Università degli Studi di Napoli Parthenope, Italy
National Oceanography Centre
Consiglio Nazionale delle Ricerche
According to the “Agenda 2030” for sustainable development, the United Nations has proclaimed the period 2021-2030 the decade of ocean science. The aim is to support efforts to invert the decline trend of ocean health and to ensure that science can fully support countries in creating improved conditions for sustainable development of the oceans. The marine environment is the largest component of the Earth’s system that stabilizes climate and support life on Earth and human well-being. Nevertheless, the “First World Ocean Assessment” published in 2016 observed that most of the oceans is severely degraded, with changes and losses in the structure, function and benefits from marine systems. Accordingly, to pursue the sustainable development goals related to the ocean ecosystem, specifically goals 7, 12, 13 and 14, tailored strategies and science-informed policy responses to global change are urgently needed.

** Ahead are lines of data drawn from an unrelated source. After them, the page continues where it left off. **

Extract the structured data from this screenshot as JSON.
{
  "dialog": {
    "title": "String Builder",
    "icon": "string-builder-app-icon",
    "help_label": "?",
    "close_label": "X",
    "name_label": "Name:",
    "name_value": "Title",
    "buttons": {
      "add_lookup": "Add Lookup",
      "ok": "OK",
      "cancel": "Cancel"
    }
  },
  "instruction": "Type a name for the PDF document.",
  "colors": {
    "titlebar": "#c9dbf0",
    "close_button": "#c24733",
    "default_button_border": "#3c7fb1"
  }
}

Within this framework, satellite remote sensing tools provide unique capabilities to monitor and study the marine environment at large space and time scales and to improve our understanding of the ocean processes. Nowadays, a plenty of spaceborne remote sensing sensors operating in a broad range of frequencies of the electromagnetic spectrum is available that allows measuring a wide set of ocean parameters with ever increasing spatial and temporal resolution. This session welcomes original contributions on brand new studies regarding advancements in ocean remote sensing related to recent or upcoming satellite missions and concepts, instrumentation, retrieval algorithms, processing techniques, synergies and applications. The latter include, but are not limited to, the monitoring of both short (e. g., natural hazards as hurricanes and storm surges) and long (e. g., sea level rise, ocean acidification and climate change) timescales. The final aim of this special session is to provide an interdisciplinary forum to discuss the most up-to-date status of ocean remote sensing and to promote collaborations among universities, researchers, environmental organizations and any kind of stakeholder.
Contributions related to advancements in all aspects of ocean remote sensing are welcome, including: physical oceanography, biological oceanography, marine biogeochemistry, atmospheric interactions, space geodesy, cryosphere, hydrology, new mission concepts, new instruments, developing of new added-value ocean products, novel processing techniques in ocean remote sensing including machine-learning approaches, big data, sensor calibration, synergy use of multi-source satellite data with in-situ measurements and satellite data assimilation into forecasting and climate models.
Andrea Buono (Member, IEEE) was born in Naples, Italy, in 1984. He received the B.Sc. and M.Sc. degrees in telecommunication engineering from the Università di Napoli “Parthenope,” Naples, Italy, in 2010 and 2013, respectively, and the Ph.D. degree in information engineering from the Università di Napoli “Parthenope,” in 2017. Since 2018, he has been Assistant Professor with the Università di Napoli “Parthenope.” His main research activities deal with applied electromagnetic, including electromagnetic modeling, polarimetry, microwave remote sensing for Earth observation, development of added-value ocean and coastal area products.
Giuseppe Foti received the Laurea (equivalent to M.Eng.) degree in electronics engineering (magna cum laude) from the University of Catania, Catania, Italy, in 2000, and the M.Sc. degree in oceanography (with Distinction) from the University of Southampton, Southampton, U.K., in 2013. In 2001, he joined the Communication Systems Section, European Space Agency, Noordwijk, The Netherlands, where he was involved in the field of spread-spectrum techniques for packet access in broadband satellite systems. From 2003 to 2010, he was a Patent Examiner with the Principal Directorate of Telecommunications, European Patent Office, Rijswijk, The Netherlands. In 2013, he joined the Satellite Oceanography Section, National Oceanography Centre, Southampton, U.K., where he is currently a Senior Research Scientist. His research interests include remote sensing of the oceans, with special emphasis on techniques using signals of opportunity.
Giuseppe Grieco, is at the Istituto di Scienze Marine of the Consiglio Nazionale delle Ricerche since May 2021. He got his master degree in “Scienze Nautiche – Indirizzo Oceanografico” from the Università degli Studi di Napoli Parthenope and his PhD in Environmental Engineering from the Università degli Studi della Basilicata. Since 2014, his main scientific interests are related to the estimation of the sea state and the wind field from active microwave sensors, namely Synthetic Aperture Radars (SARs), scatterometers and GNSS-Reflectometry. He carried out this activity at the Agenzia Spaziale Italiana (ASI), the Royal Netherlands Meteorological Institute (KNMI) and the Institute of Marine Sciences of the Spanish National Research Council (ICM-CSIC), and now at ISMAR. In the past he was involved in scientific activities aimed at retrieving the thermodynamic state of the atmosphere and some minor and trace gases tropospheric concentration from hyperspectral measurements such as those acquired by the Infrared Atmospheric Sounding Interferometer (IASI) and similar instruments.